Coincidently enough, Harkness and Shed grew up in the same area in New York and remember each other growing up and playing basketball.

“We all wanted to play at a higher level of basketball,” Shed said.

But what they didn’t know was how much they would shake the racial barriers.
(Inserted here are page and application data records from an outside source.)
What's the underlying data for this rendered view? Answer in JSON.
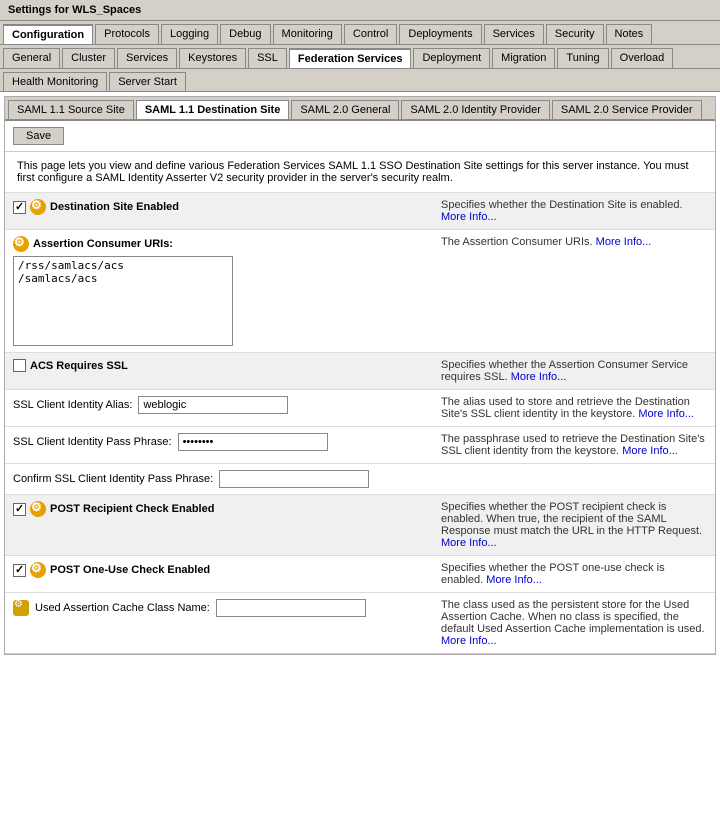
{
  "window": {
    "title": "Settings for WLS_Spaces"
  },
  "tabs_row1": [
    {
      "label": "Configuration",
      "active": true
    },
    {
      "label": "Protocols"
    },
    {
      "label": "Logging"
    },
    {
      "label": "Debug"
    },
    {
      "label": "Monitoring"
    },
    {
      "label": "Control"
    },
    {
      "label": "Deployments"
    },
    {
      "label": "Services"
    },
    {
      "label": "Security"
    },
    {
      "label": "Notes"
    }
  ],
  "tabs_row2": [
    {
      "label": "General"
    },
    {
      "label": "Cluster"
    },
    {
      "label": "Services"
    },
    {
      "label": "Keystores"
    },
    {
      "label": "SSL"
    },
    {
      "label": "Federation Services",
      "active": true
    },
    {
      "label": "Deployment"
    },
    {
      "label": "Migration"
    },
    {
      "label": "Tuning"
    },
    {
      "label": "Overload"
    }
  ],
  "tabs_row3": [
    {
      "label": "Health Monitoring"
    },
    {
      "label": "Server Start"
    }
  ],
  "subtabs": [
    {
      "label": "SAML 1.1 Source Site"
    },
    {
      "label": "SAML 1.1 Destination Site",
      "active": true
    },
    {
      "label": "SAML 2.0 General"
    },
    {
      "label": "SAML 2.0 Identity Provider"
    },
    {
      "label": "SAML 2.0 Service Provider"
    }
  ],
  "save_button": "Save",
  "description": "This page lets you view and define various Federation Services SAML 1.1 SSO Destination Site settings for this server instance. You must first configure a SAML Identity Asserter V2 security provider in the server's security realm.",
  "fields": [
    {
      "id": "destination-site-enabled",
      "label": "Destination Site Enabled",
      "type": "checkbox",
      "checked": true,
      "has_icon": true,
      "shaded": true,
      "help_text": "Specifies whether the Destination Site is enabled.",
      "more_info": "More Info..."
    },
    {
      "id": "assertion-consumer-uris",
      "label": "Assertion Consumer URIs:",
      "type": "textarea",
      "value": "/rss/samlacs/acs\n/samlacs/acs",
      "has_icon": true,
      "shaded": false,
      "help_text": "The Assertion Consumer URIs.",
      "more_info": "More Info..."
    },
    {
      "id": "acs-requires-ssl",
      "label": "ACS Requires SSL",
      "type": "checkbox",
      "checked": false,
      "has_icon": false,
      "shaded": true,
      "help_text": "Specifies whether the Assertion Consumer Service requires SSL.",
      "more_info": "More Info..."
    },
    {
      "id": "ssl-client-identity-alias",
      "label": "SSL Client Identity Alias:",
      "type": "text",
      "value": "weblogic",
      "has_icon": false,
      "shaded": false,
      "help_text": "The alias used to store and retrieve the Destination Site's SSL client identity in the keystore.",
      "more_info": "More Info..."
    },
    {
      "id": "ssl-client-identity-pass-phrase",
      "label": "SSL Client Identity Pass Phrase:",
      "type": "password",
      "value": "••••••••",
      "has_icon": false,
      "shaded": false,
      "help_text": "The passphrase used to retrieve the Destination Site's SSL client identity from the keystore.",
      "more_info": "More Info..."
    },
    {
      "id": "confirm-ssl-client-identity-pass-phrase",
      "label": "Confirm SSL Client Identity Pass Phrase:",
      "type": "text",
      "value": "",
      "has_icon": false,
      "shaded": false,
      "help_text": "",
      "more_info": ""
    },
    {
      "id": "post-recipient-check-enabled",
      "label": "POST Recipient Check Enabled",
      "type": "checkbox",
      "checked": true,
      "has_icon": true,
      "shaded": true,
      "help_text": "Specifies whether the POST recipient check is enabled. When true, the recipient of the SAML Response must match the URL in the HTTP Request.",
      "more_info": "More Info..."
    },
    {
      "id": "post-one-use-check-enabled",
      "label": "POST One-Use Check Enabled",
      "type": "checkbox",
      "checked": true,
      "has_icon": true,
      "shaded": false,
      "help_text": "Specifies whether the POST one-use check is enabled.",
      "more_info": "More Info..."
    },
    {
      "id": "used-assertion-cache-class-name",
      "label": "Used Assertion Cache Class Name:",
      "type": "text",
      "value": "",
      "has_icon": true,
      "shaded": false,
      "help_text": "The class used as the persistent store for the Used Assertion Cache. When no class is specified, the default Used Assertion Cache implementation is used.",
      "more_info": "More Info..."
    }
  ]
}
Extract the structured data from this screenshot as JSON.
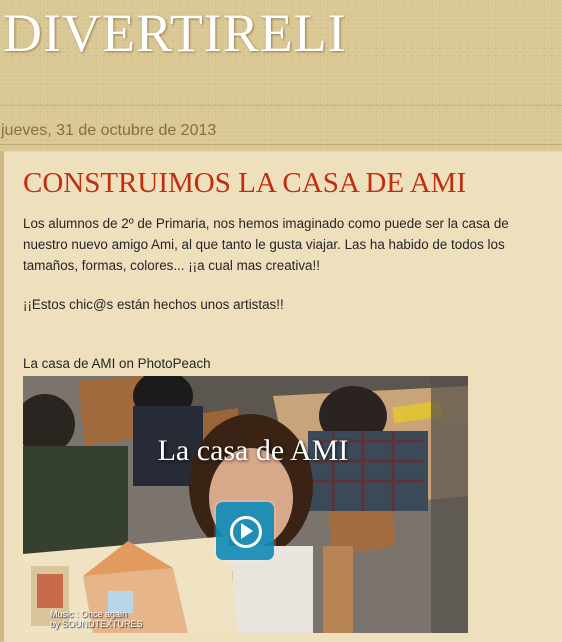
{
  "blog": {
    "title": "DIVERTIRELI"
  },
  "post": {
    "date": "jueves, 31 de octubre de 2013",
    "title": "CONSTRUIMOS LA CASA DE AMI",
    "paragraphs": [
      "Los alumnos de 2º de Primaria, nos hemos imaginado como puede ser la casa de nuestro nuevo amigo Ami, al que tanto le gusta viajar. Las ha habido de todos los tamaños, formas, colores... ¡¡a cual mas creativa!!",
      "¡¡Estos chic@s están hechos unos artistas!!"
    ],
    "embed_caption": "La casa de AMI on PhotoPeach"
  },
  "video": {
    "title": "La casa de AMI",
    "music_line1": "Music : Once again",
    "music_line2": "by SOUNDTEXTURES"
  },
  "colors": {
    "background": "#d9c794",
    "post_background": "#eedfbd",
    "title_red": "#c12e0d",
    "date_brown": "#8a6e3c",
    "play_blue": "#148cb9"
  }
}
Loyola-Chicago would be the predecessor of what Texas Western later did.

Prior to Texas Western winning the title, critics argued that Loyola-Chicago only won in 1963 due to their white starter John Egan.

“With Texas Western winning and everybody being black—and us showing leadership—winning knocked down all those barriers of Egan and us being called ‘inferior.’ That’s what it’s all about—sports does that,” Harkness said.

Adrian Broaddus
Sister Jean-Dolores Schmidt

Even Sister Jean recalls watching the team of ’63 and being in awe of the national championship.

“I didn’t go to the ’63 (Final Four) but I watched it on a little 11-inch black and white TV, and the game was delayed, and because we didn’t have cell phones or tweet or anything like that nobody told us that we had won, so we watched the game as if it were live for us,” she said.

From the ’63 team to now, parallels are still relevant for the Ramblers in their quest for glory in San Antonio.

“I see similarities between the two teams in that they’re humble, they’re unselfish,” Sister Jean said. “They don’t care who makes the points as long as the ball goes into the basket, ad you’ll notice that if you watch the three games we’ve played.”

Harkness believed in the team ever since he, along with some members of the ’63 championship team, met with the team a couple years ago and discussed the rich history of the program with the current players.

“We show up, watch them scrimmage and we could tell that these guys are good,” he said. “We had lunch with them and they showed the championship game. These guys were overwhelmed and asked questions and were all excited about it. It’s kind of ironic that this team is what brought them back.”

How long since they’ve been back? Try 33 lingering years of missing the NCAA Tournament.

“I’ve waited 55 years for this to happen,” Harkness said. “I tell you that it’s hard to see them through all the years.”

Texas Western—now UTEP—knows of long droughts, as they haven’t seen a NCAA Tournament win since 1992.

“It’s still exciting to see that a smaller school can go so far,” Shed said.

As for the Ramblers today, they await the likes of their biggest test against Michigan at the Alamodome on Saturday.

They will need to utilize the likes of Ben Richardson and Clayton Custer, who are both shooting above 40 percent during the tournament.

And for this team, it’s more about just representing their schools—it’s about representing all mid-major teams.

“We’ve gotten a lot of support from teams in our conference and other mid-majors,” Richardson said. “A lot of teams that are like us are definitely rooting for us to kinda prove that teams in smaller conferences and mid-majors are really good teams. There are a lot of really good teams, good programs, good coaches and good players. It’s very competitive at this level.”